:: What you need to do ::
Every line with the string "this" must be copied from the entries below.

=====

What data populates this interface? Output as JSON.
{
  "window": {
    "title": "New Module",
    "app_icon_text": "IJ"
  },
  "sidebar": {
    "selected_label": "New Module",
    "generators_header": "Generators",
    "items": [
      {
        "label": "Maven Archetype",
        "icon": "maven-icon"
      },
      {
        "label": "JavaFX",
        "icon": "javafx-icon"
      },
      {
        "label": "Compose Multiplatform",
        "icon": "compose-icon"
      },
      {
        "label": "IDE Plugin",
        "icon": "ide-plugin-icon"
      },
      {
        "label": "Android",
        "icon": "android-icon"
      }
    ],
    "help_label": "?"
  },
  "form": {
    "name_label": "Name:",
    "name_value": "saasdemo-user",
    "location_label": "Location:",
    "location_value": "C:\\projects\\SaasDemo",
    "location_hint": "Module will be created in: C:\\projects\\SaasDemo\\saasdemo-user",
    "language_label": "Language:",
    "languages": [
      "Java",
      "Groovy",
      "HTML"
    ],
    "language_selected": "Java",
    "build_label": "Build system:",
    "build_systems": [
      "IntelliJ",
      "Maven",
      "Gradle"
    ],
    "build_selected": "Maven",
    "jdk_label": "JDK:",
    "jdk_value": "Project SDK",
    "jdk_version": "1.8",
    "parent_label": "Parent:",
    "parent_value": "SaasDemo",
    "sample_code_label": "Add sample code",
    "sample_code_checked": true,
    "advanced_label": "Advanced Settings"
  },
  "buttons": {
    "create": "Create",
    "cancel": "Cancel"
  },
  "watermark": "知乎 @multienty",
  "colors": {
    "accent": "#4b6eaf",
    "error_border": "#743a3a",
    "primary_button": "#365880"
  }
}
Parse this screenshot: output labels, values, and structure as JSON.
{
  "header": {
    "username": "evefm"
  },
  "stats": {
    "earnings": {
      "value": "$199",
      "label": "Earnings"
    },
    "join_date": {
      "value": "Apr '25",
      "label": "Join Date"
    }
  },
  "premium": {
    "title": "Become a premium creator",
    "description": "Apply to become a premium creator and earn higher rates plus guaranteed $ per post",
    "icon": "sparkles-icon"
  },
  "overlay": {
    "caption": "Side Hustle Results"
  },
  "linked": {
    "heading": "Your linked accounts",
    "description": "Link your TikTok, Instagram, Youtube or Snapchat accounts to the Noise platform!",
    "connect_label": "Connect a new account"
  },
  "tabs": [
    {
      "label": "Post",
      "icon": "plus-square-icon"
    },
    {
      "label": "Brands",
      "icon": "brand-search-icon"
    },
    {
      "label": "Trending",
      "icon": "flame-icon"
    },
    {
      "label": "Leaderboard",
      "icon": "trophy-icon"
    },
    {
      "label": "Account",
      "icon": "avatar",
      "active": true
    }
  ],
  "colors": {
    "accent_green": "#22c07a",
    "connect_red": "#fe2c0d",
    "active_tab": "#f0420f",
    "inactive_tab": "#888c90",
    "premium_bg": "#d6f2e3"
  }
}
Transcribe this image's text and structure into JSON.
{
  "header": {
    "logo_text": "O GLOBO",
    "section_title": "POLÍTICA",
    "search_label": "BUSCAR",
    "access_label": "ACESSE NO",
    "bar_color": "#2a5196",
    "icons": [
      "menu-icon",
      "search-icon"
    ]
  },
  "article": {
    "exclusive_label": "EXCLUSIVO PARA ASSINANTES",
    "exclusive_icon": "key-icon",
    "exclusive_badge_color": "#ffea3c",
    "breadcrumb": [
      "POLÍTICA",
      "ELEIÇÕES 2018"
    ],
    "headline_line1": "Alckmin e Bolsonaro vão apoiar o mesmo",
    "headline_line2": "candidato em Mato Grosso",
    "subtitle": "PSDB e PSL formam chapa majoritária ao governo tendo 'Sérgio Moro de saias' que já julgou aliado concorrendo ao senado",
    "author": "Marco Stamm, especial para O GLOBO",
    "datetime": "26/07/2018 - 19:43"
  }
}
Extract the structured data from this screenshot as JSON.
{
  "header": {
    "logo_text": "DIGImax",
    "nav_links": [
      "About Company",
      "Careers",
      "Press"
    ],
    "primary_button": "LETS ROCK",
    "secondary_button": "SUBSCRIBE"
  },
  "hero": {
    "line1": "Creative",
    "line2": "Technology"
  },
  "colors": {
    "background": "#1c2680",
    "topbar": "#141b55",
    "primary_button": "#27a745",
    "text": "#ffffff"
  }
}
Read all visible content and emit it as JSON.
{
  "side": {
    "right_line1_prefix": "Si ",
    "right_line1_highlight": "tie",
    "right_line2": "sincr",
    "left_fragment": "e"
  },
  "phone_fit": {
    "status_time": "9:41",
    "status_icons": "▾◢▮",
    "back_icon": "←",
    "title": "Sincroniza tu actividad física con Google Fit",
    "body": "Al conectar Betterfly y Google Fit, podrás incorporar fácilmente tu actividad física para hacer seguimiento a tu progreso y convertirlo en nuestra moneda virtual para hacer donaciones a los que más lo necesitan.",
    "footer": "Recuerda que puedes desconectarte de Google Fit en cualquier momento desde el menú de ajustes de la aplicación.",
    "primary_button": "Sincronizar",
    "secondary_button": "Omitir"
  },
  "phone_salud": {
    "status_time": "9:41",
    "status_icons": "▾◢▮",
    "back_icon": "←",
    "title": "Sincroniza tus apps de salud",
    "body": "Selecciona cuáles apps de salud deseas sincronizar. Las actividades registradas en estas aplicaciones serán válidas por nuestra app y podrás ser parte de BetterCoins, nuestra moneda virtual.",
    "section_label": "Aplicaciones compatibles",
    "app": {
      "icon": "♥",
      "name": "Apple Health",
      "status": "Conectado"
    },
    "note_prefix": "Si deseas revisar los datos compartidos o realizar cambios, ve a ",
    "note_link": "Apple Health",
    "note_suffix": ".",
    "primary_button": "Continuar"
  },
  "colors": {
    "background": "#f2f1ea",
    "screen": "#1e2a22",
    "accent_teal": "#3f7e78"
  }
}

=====

:: Output ::
What data populates this interface? Output as JSON.
Parse this screenshot: output labels, values, and structure as JSON.
Transcribe this image's text and structure into JSON.
Extract the structured data from this screenshot as JSON.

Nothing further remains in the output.